Monday, May 23, 2016
Talents or Minas, It Don't Matter
For nearly two years, I have been managing my father’s affairs. I make decisions concerning both the type of care and the medical treatments he receives. I pay his bills and choose how to invest his money. I am somewhat amazed at the breadth of the authority given to me by our family’s legal documents. Even though I have the power to use this money almost as though it was my money, it isn’t my money. It is my father’s money. My relationship to his money is fiduciary in nature. This means I must manage my father’s affairs for his benefit, not for my benefit. In addition, I believe that I should manage his money as he and my mother would have managed their money if they were both alive and competent. As a result of this decision, I take fewer risks with my father’s money than I do with my own money. I have the authority to pay myself a salary for these sometimes time consuming and emotionally stressful tasks, but I haven’t done that. It just doesn’t seem right. After all, it is my father’s money. What is generally called the Parable of the Talents appears twice in the New Testament. There are slight differences in Luke’s telling of the story and that offered by Matthew, as they were given at different times and in different locations. However, they both tell the story of a nobleman who goes off on a long journey. In Matthew, the master gives three of his servants varying amounts of money to invest in his absence.

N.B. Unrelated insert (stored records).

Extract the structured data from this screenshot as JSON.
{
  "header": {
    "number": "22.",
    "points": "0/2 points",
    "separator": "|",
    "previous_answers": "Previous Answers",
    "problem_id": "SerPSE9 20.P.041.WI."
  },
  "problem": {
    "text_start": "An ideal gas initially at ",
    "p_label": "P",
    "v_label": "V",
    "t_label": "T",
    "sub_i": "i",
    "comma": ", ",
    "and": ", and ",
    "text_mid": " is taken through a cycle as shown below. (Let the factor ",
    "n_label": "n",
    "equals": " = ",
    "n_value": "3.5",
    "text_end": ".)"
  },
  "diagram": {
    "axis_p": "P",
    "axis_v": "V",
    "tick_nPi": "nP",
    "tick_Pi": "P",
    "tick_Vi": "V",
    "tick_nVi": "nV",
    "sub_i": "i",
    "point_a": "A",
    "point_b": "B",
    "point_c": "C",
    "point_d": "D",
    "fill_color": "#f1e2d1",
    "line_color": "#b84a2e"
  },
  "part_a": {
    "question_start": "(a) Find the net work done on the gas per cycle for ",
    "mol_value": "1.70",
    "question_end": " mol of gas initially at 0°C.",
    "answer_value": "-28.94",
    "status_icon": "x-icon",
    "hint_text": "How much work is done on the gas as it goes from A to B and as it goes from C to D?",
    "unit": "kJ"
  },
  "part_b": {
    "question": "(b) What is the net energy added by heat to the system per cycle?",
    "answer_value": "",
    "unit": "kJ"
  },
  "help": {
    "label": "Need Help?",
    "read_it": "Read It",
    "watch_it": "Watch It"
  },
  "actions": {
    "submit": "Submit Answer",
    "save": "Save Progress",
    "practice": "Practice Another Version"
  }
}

In this version the servants receive 5 talents, 2 talents, and 1 talent respectively. A talent is a serious sum, worth perhaps $500,000 in today’s money. In the other version each of ten servants receives a much smaller investment, ten minas. There are 60 minas to a talent, so we are talking, maybe $83,000. When the master returns, he asks for an accounting of his investments. The servants who have used their master’s money wisely, either doubling the net worth of their holdings or in one case increasing the amount by 50% receive praise and rewards. The servants who have not increased the master’s money in his absence are cursed and punished. How long was the journey? No time is given, but in today’s world where the return on equities over long time periods is roughly 7%, the Rule of 72 tells us we might be talking ten years. The time necessary to double your money is the rate of return multiplied by the number of years required to equal 72. In the ancient world, long journeys were measured in years. In the Bible, we are instructed that the money we have been given by God to manage on his behalf isn’t our money. It is our Father’s money. Instead of using the term, fiduciary relationship, Christians typically use the stewardship metaphor. In the middle ages, a nobleman had a steward, a trusted servant who possessed Power of Attorney over the nobleman’s financial affairs. Due to the importance of this position, the steward received a generous salary. Typically he would be the second richest man in the realm after the nobleman in charge. As my investments grew, I reached a point where I realized God hadn’t trusted me with all this money so I could waste it on loose women, fast cars, and cocaine. I had been given significant responsibility and someday I would have to answer for how I managed my Father’s money. It was a sobering realization. I am responsible for investing and increasing the money that has been entrusted to my care, by my heavenly Father. I am also responsible for distributing this money in a sensible manner, both in this world and after my passing to those who will follow in my footsteps. Obviously the first place I give is to my local church. If you don’t want to give to your church, you should probably find another church. I also support three other ministries on a regular basis. In each case I know who and what is involved and how they are using the money. I have a great deal of confidence that the men who are expending these funds are using them wisely and well. Lending or giving money to individuals is a lot harder than giving to a well understood ministry. In some instances helping can hurt. As a young Christian, I watched my church attempt to help an individual who suffered from mental illness. For some time he played the leadership like a fiddle. Eventually, they realized that helping this man with money wasn’t improving the situation. While he was still treated like a brother, the gravy train ended. I don’t remember what happened in this particular case, but over time I have discovered that these people tend to move from church to church looking for handouts, as they recite their tale of woe. At one point in our marriage, we gave a small amount of money to a friend with substance abuse problems. A few months later she asked for what at that time seemed a rather large loan for car repairs. I told my wife we would never see that money again. We agreed that if we made the loan and it wasn’t repaid, this person would never get another dime from our checkbook. Needless to say, we never saw a penny, but this person did try and hit us up for more money on at least two subsequent occasions. On the other hand, I have found that a well timed gift or interest free loan can really change a life. It is a great joy to know that something you have done pulled one of God’s children out of a mud hole and put them back on a paved road leading to greater success and an opportunity to become a blessing to others who you will never meet in this world. Whether you currently have been given one mina or one hundred talents by the Master, you are responsible for how you manage His money in this world. While this is a fiduciary relationship, for the Master’s benefit, not your benefit, He has given me authority to pay myself a salary for these sometimes time consuming and emotionally stressful tasks. He is generous and He is good.